Haggen will hold an auction on November 9 for prospective bidders for their 25 San Diego County locations. But two chains have already stepped up, hoping to carve up 13 of the stores, pending the bankruptcy court’s approval.
Gelson’s Market, a 17-store high-end chain serving wealthier areas of L.A. and Orange County, will be bidding for three Haggen stores, including the one at 7660 El Camino Real.
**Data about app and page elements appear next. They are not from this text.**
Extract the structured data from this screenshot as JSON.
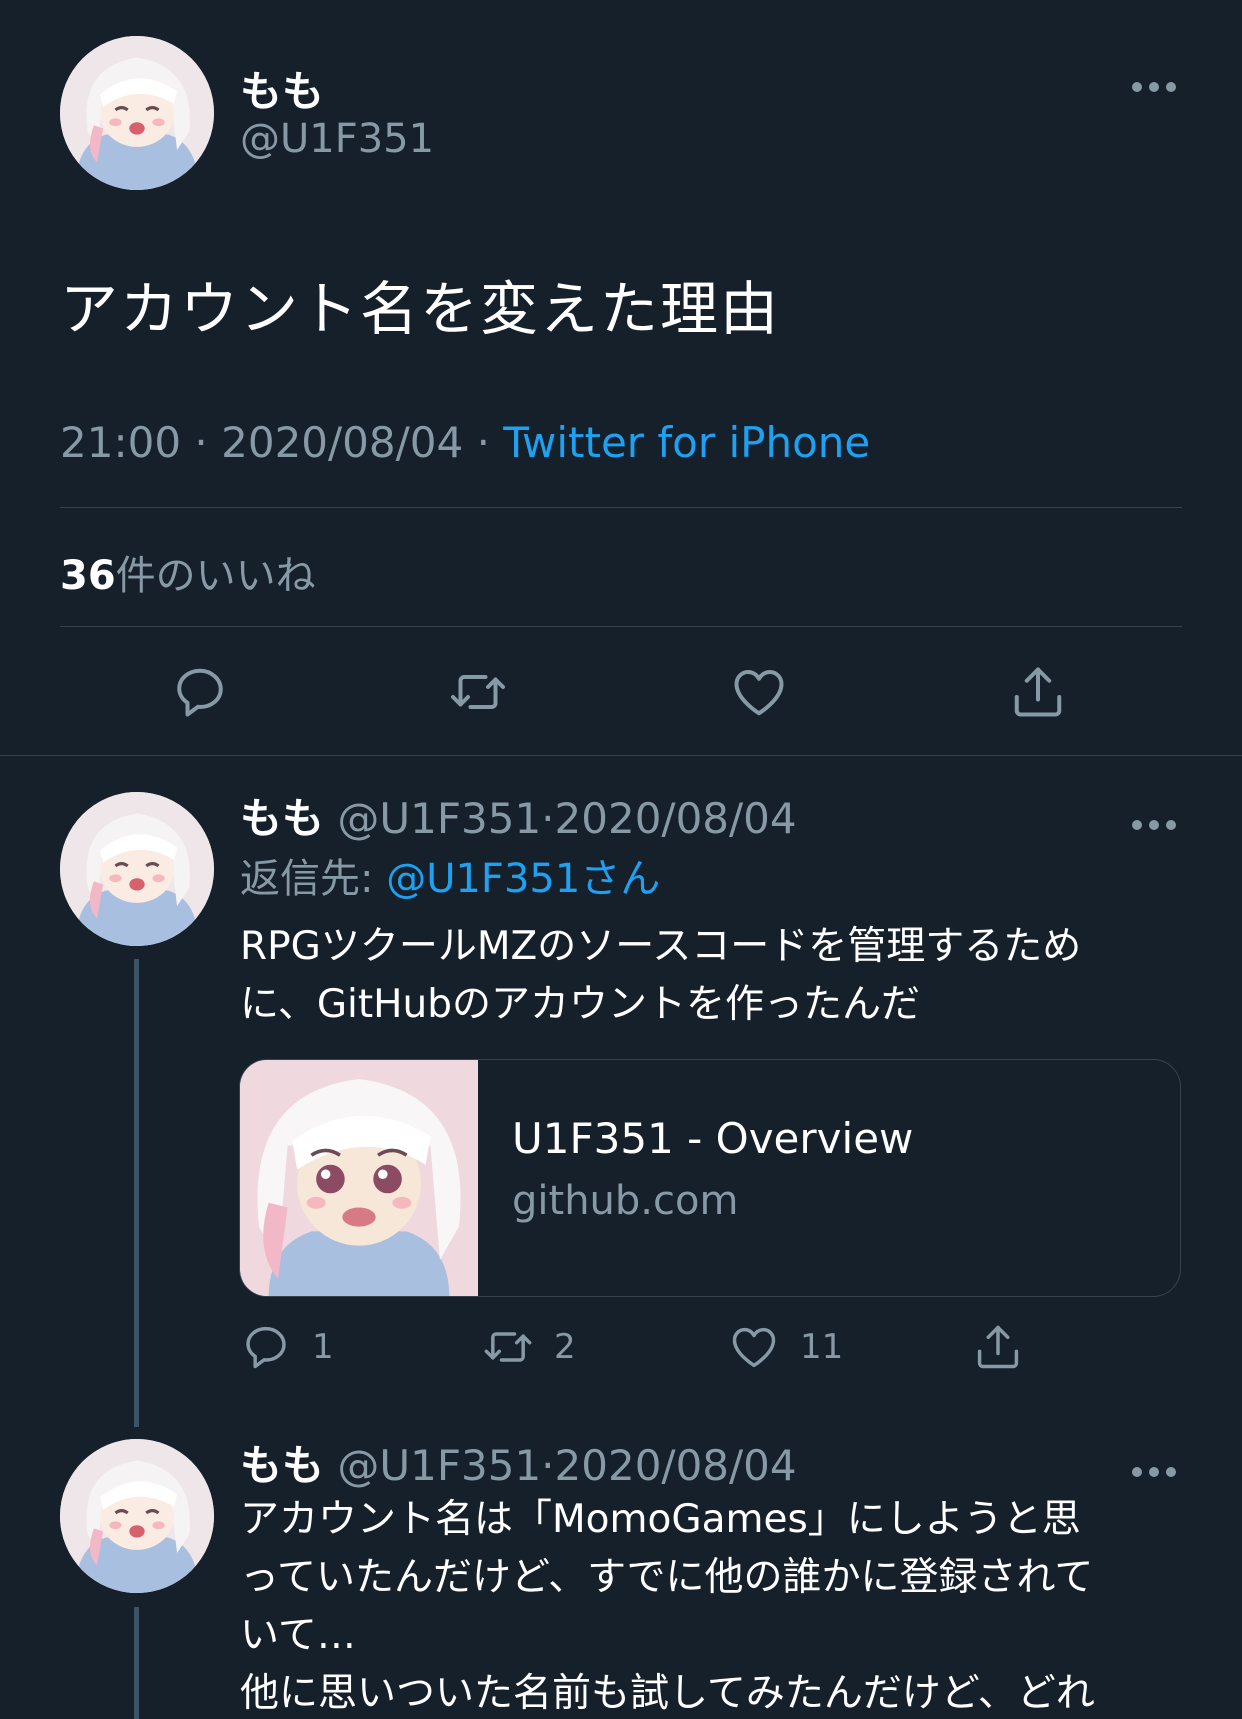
{
  "main_tweet": {
    "display_name": "もも",
    "handle": "@U1F351",
    "text": "アカウント名を変えた理由",
    "time": "21:00",
    "separator": "·",
    "date": "2020/08/04",
    "source": "Twitter for iPhone",
    "like_count": "36",
    "like_label": "件のいいね"
  },
  "thread": [
    {
      "display_name": "もも",
      "handle": "@U1F351",
      "separator": "·",
      "date": "2020/08/04",
      "reply_to_label": "返信先: ",
      "reply_to_mention": "@U1F351さん",
      "text_lines": [
        "RPGツクールMZのソースコードを管理するため",
        "に、GitHubのアカウントを作ったんだ"
      ],
      "card": {
        "title": "U1F351 - Overview",
        "domain": "github.com"
      },
      "reply_count": "1",
      "retweet_count": "2",
      "like_count": "11"
    },
    {
      "display_name": "もも",
      "handle": "@U1F351",
      "separator": "·",
      "date": "2020/08/04",
      "text_lines": [
        "アカウント名は「MomoGames」にしようと思",
        "っていたんだけど、すでに他の誰かに登録されて",
        "いて…",
        "他に思いついた名前も試してみたんだけど、どれ"
      ]
    }
  ],
  "colors": {
    "background": "#15202b",
    "secondary_text": "#8899a6",
    "accent": "#1da1f2",
    "border": "#38444d"
  },
  "icons": [
    "more-icon",
    "reply-icon",
    "retweet-icon",
    "like-icon",
    "share-icon"
  ]
}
The three locations are all in high-income areas of Carlsbad, Del Mar, and La Jolla.
Smart & Final will be bidding on ten San Diego County Haggen locations, including the small, neighborhood Carlsbad Village store, the only grocery store west of I-5, from Palomar Airport Road north to Oceanside’s Mission Ave. Smart & Final is also bidding on 18 other Haggen locations in California and Nevada.
On October 19, one La Costa Haggen customer said, “If these people think Haggen was high priced, wait until they see Gelson’s.” Barbara from La Costa said they had been on vacation and just returned, surprised to see the store closing. “They [Haggen] had the best meats and steaks,” she said.
As he walked around the store’s empty seafood display, floral department, and fruits and vegetable section, Dennis from Encinitas said even with 10 percent off, he could still find things cheaper at Vons.
Ryan, who works at a hotel nearby, said, “It sucks.” He visits Haggen to get a quick sandwich for lunch. “I can’t afford a ten-dollar sandwich,” he said, referring to Gelson’s purported high prices.
One of the cashier clerks said he would stay with the next store, whoever occupies the place. “It’s an individual decision if we stay or try to go somewhere else.” I asked if the retail clerk’s union is helping Haggen employees The clerk laughed. “You’ve never worked for a union before. All they do is take our money. The union hasn’t helped us out one bit in this whole thing,” he said.
Interestingly, the Haggen drug store will stay open after the La Costa store closes, probably due to stringent licensing by the state pharmaceutical board.
As of yet, there’s been no reported interest from Stater Brothers, the Inland Empire-based, 166-store chain, which industry experts expected to make an expansion move on Haggen’s loss.
On November 24, the bankruptcy court is expected to approve the results of the auction, and Haggen Food and Drugs will officially be out of business in California.